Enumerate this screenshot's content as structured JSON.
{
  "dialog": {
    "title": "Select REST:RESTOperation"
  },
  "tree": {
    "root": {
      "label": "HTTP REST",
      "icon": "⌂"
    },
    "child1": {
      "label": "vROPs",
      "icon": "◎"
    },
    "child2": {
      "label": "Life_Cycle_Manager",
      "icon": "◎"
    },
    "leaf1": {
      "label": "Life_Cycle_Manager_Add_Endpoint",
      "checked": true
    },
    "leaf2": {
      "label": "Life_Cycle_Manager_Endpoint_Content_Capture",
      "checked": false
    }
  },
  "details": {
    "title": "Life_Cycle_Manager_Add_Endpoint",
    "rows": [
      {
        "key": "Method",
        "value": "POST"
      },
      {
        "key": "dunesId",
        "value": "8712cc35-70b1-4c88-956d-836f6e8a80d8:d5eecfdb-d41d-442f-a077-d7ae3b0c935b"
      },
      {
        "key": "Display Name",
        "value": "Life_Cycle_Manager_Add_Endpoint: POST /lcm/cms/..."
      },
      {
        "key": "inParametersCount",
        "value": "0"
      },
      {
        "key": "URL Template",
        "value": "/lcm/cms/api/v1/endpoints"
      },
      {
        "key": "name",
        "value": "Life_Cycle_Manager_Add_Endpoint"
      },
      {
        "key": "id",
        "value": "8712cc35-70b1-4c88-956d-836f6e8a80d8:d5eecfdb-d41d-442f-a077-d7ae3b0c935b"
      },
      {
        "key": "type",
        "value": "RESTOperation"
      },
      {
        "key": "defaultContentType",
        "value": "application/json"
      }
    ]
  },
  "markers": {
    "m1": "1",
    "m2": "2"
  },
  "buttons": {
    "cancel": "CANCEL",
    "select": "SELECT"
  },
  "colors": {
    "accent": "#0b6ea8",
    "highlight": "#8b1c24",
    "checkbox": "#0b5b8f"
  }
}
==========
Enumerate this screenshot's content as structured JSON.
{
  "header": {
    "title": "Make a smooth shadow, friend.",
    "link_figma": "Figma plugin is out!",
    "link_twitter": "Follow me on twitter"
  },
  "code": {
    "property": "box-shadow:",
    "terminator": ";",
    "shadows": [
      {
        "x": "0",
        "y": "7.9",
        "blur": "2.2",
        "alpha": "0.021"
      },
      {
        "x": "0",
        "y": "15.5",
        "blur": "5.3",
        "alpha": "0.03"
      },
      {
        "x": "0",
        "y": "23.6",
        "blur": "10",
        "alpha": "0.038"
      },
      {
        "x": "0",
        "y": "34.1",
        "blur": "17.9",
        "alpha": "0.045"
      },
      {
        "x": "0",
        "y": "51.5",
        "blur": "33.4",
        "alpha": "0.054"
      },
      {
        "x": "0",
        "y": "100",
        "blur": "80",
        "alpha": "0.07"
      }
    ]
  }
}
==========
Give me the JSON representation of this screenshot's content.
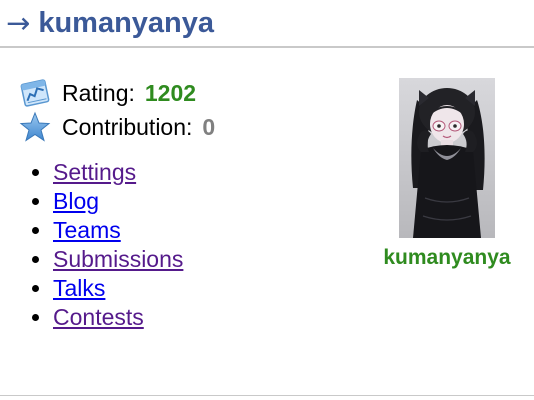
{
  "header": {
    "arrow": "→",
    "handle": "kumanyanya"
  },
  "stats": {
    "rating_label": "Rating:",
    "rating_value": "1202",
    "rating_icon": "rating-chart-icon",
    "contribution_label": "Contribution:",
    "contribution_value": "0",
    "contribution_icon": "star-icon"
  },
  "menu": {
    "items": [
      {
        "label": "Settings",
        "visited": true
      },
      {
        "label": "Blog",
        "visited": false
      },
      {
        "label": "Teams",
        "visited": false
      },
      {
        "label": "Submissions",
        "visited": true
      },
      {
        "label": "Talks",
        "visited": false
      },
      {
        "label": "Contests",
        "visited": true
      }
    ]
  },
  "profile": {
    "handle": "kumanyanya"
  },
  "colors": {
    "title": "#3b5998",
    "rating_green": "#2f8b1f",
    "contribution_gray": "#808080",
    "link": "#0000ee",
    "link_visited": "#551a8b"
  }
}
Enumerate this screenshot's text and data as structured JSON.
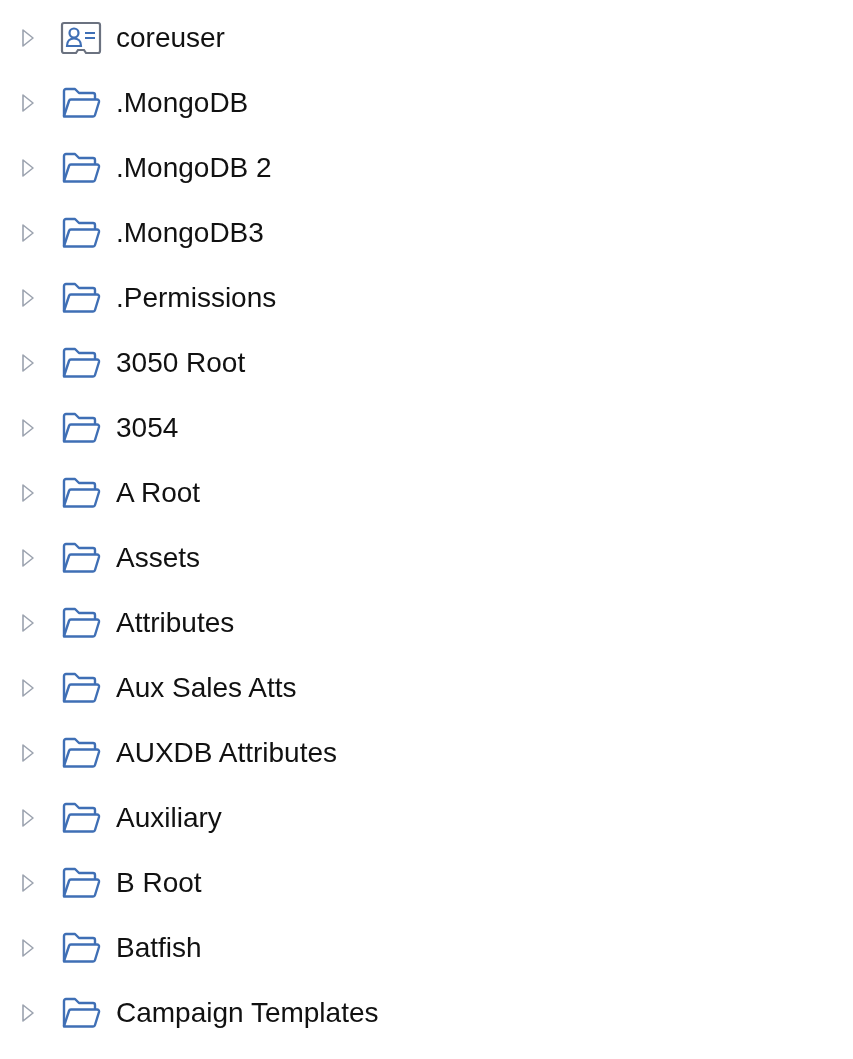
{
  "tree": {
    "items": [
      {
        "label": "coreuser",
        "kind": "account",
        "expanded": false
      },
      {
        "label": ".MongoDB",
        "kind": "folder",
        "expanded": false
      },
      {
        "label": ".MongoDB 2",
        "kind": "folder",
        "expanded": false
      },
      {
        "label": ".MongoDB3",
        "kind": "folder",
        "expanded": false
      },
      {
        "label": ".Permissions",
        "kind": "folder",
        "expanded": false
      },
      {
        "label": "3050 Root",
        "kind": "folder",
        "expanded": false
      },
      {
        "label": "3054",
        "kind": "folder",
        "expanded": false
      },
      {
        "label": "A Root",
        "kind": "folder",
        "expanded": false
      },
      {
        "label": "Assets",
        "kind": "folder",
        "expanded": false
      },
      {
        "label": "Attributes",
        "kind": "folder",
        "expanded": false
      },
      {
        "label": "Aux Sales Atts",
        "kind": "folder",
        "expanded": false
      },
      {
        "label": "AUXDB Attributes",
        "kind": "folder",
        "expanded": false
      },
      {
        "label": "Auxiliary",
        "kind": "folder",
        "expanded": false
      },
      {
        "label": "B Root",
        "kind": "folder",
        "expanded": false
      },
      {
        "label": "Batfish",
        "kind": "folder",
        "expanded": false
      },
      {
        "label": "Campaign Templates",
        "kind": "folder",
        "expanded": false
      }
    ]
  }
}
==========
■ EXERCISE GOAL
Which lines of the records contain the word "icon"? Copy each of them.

■ RESPONSE TO THIS EXERCISE
      "icon": "⌂"
      "icon": "◎"
      "icon": "◎"
    "rating_icon": "rating-chart-icon",
    "contribution_icon": "star-icon"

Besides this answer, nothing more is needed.